### [Activity]
A verbatim copy of the listing is what is needed, minus any pictures.

### [Data for processing]
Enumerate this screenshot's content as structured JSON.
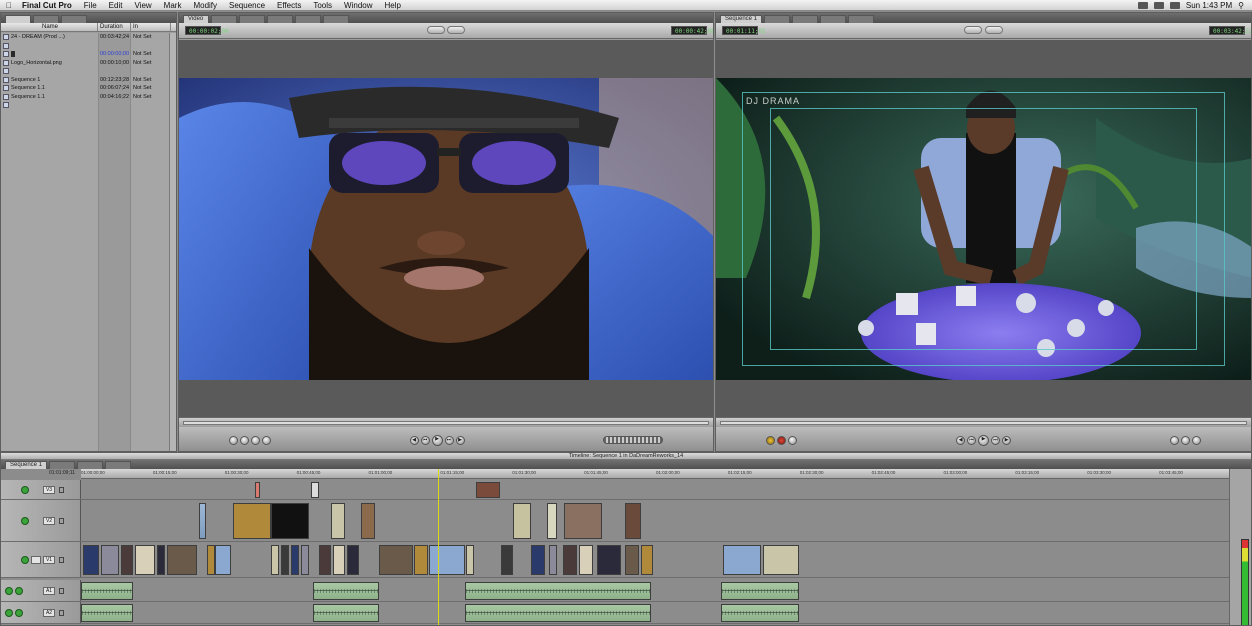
{
  "menubar": {
    "app_name": "Final Cut Pro",
    "items": [
      "File",
      "Edit",
      "View",
      "Mark",
      "Modify",
      "Sequence",
      "Effects",
      "Tools",
      "Window",
      "Help"
    ],
    "clock": "Sun 1:43 PM"
  },
  "browser": {
    "tabs": [
      {
        "label": ""
      },
      {
        "label": ""
      },
      {
        "label": ""
      }
    ],
    "columns": {
      "name": "Name",
      "duration": "Duration",
      "in": "In"
    },
    "rows": [
      {
        "name": "24 - DREAM (Prod ...)",
        "duration": "00:03:42;24",
        "in": "Not Set",
        "selected": false
      },
      {
        "name": "",
        "duration": "",
        "in": "",
        "selected": false
      },
      {
        "name": "",
        "duration": "00:00:00;00",
        "in": "Not Set",
        "selected": true
      },
      {
        "name": "Logo_Horizontal.png",
        "duration": "00:00:10;00",
        "in": "Not Set",
        "selected": false
      },
      {
        "name": "",
        "duration": "",
        "in": "",
        "selected": false
      },
      {
        "name": "Sequence 1",
        "duration": "00:12:23;28",
        "in": "Not Set",
        "selected": false
      },
      {
        "name": "Sequence 1.1",
        "duration": "00:06:07;24",
        "in": "Not Set",
        "selected": false
      },
      {
        "name": "Sequence 1.1",
        "duration": "00:04:16;22",
        "in": "Not Set",
        "selected": false
      },
      {
        "name": "",
        "duration": "",
        "in": "",
        "selected": false
      }
    ]
  },
  "viewer": {
    "tabs": [
      {
        "label": "Video"
      },
      {
        "label": ""
      },
      {
        "label": ""
      },
      {
        "label": ""
      },
      {
        "label": ""
      },
      {
        "label": ""
      }
    ],
    "timecode_left": "00:00:02;00",
    "timecode_right": "00:00:42;08"
  },
  "canvas": {
    "tabs": [
      {
        "label": "Sequence 1"
      },
      {
        "label": ""
      },
      {
        "label": ""
      },
      {
        "label": ""
      },
      {
        "label": ""
      }
    ],
    "timecode_left": "00:01:11;01",
    "timecode_right": "00:03:42;22",
    "overlay_text": "DJ DRAMA"
  },
  "timeline": {
    "title": "Timeline: Sequence 1 in DaDreamReworks_14",
    "tabs": [
      {
        "label": "Sequence 1"
      },
      {
        "label": ""
      },
      {
        "label": ""
      },
      {
        "label": ""
      }
    ],
    "current_timecode": "01:01:09;11",
    "ruler": [
      "01:00:00;00",
      "01:00:15;00",
      "01:00:30;00",
      "01:00:45;00",
      "01:01:00;00",
      "01:01:15;00",
      "01:01:30;00",
      "01:01:45;00",
      "01:02:00;00",
      "01:02:15;00",
      "01:02:30;00",
      "01:02:45;00",
      "01:03:00;00",
      "01:03:15;00",
      "01:03:30;00",
      "01:03:45;00"
    ],
    "tracks": [
      {
        "label": "V3",
        "kind": "video"
      },
      {
        "label": "V2",
        "kind": "video"
      },
      {
        "label": "V1",
        "kind": "video"
      },
      {
        "label": "A1",
        "kind": "audio"
      },
      {
        "label": "A2",
        "kind": "audio"
      }
    ]
  },
  "colors": {
    "accent": "#3aa33a",
    "playhead": "#d8d814",
    "video_clip": "#8eaacb",
    "audio_clip": "#9cbd98"
  }
}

### [Solution to the exercise]
Enumerate this screenshot's content as structured JSON.
{
  "menubar": {
    "app_name": "Final Cut Pro",
    "items": [
      "File",
      "Edit",
      "View",
      "Mark",
      "Modify",
      "Sequence",
      "Effects",
      "Tools",
      "Window",
      "Help"
    ],
    "clock": "Sun 1:43 PM"
  },
  "browser": {
    "tabs": [
      {
        "label": ""
      },
      {
        "label": ""
      },
      {
        "label": ""
      }
    ],
    "columns": {
      "name": "Name",
      "duration": "Duration",
      "in": "In"
    },
    "rows": [
      {
        "name": "24 - DREAM (Prod ...)",
        "duration": "00:03:42;24",
        "in": "Not Set",
        "selected": false
      },
      {
        "name": "",
        "duration": "",
        "in": "",
        "selected": false
      },
      {
        "name": "",
        "duration": "00:00:00;00",
        "in": "Not Set",
        "selected": true
      },
      {
        "name": "Logo_Horizontal.png",
        "duration": "00:00:10;00",
        "in": "Not Set",
        "selected": false
      },
      {
        "name": "",
        "duration": "",
        "in": "",
        "selected": false
      },
      {
        "name": "Sequence 1",
        "duration": "00:12:23;28",
        "in": "Not Set",
        "selected": false
      },
      {
        "name": "Sequence 1.1",
        "duration": "00:06:07;24",
        "in": "Not Set",
        "selected": false
      },
      {
        "name": "Sequence 1.1",
        "duration": "00:04:16;22",
        "in": "Not Set",
        "selected": false
      },
      {
        "name": "",
        "duration": "",
        "in": "",
        "selected": false
      }
    ]
  },
  "viewer": {
    "tabs": [
      {
        "label": "Video"
      },
      {
        "label": ""
      },
      {
        "label": ""
      },
      {
        "label": ""
      },
      {
        "label": ""
      },
      {
        "label": ""
      }
    ],
    "timecode_left": "00:00:02;00",
    "timecode_right": "00:00:42;08"
  },
  "canvas": {
    "tabs": [
      {
        "label": "Sequence 1"
      },
      {
        "label": ""
      },
      {
        "label": ""
      },
      {
        "label": ""
      },
      {
        "label": ""
      }
    ],
    "timecode_left": "00:01:11;01",
    "timecode_right": "00:03:42;22",
    "overlay_text": "DJ DRAMA"
  },
  "timeline": {
    "title": "Timeline: Sequence 1 in DaDreamReworks_14",
    "tabs": [
      {
        "label": "Sequence 1"
      },
      {
        "label": ""
      },
      {
        "label": ""
      },
      {
        "label": ""
      }
    ],
    "current_timecode": "01:01:09;11",
    "ruler": [
      "01:00:00;00",
      "01:00:15;00",
      "01:00:30;00",
      "01:00:45;00",
      "01:01:00;00",
      "01:01:15;00",
      "01:01:30;00",
      "01:01:45;00",
      "01:02:00;00",
      "01:02:15;00",
      "01:02:30;00",
      "01:02:45;00",
      "01:03:00;00",
      "01:03:15;00",
      "01:03:30;00",
      "01:03:45;00"
    ],
    "tracks": [
      {
        "label": "V3",
        "kind": "video"
      },
      {
        "label": "V2",
        "kind": "video"
      },
      {
        "label": "V1",
        "kind": "video"
      },
      {
        "label": "A1",
        "kind": "audio"
      },
      {
        "label": "A2",
        "kind": "audio"
      }
    ]
  },
  "colors": {
    "accent": "#3aa33a",
    "playhead": "#d8d814",
    "video_clip": "#8eaacb",
    "audio_clip": "#9cbd98"
  }
}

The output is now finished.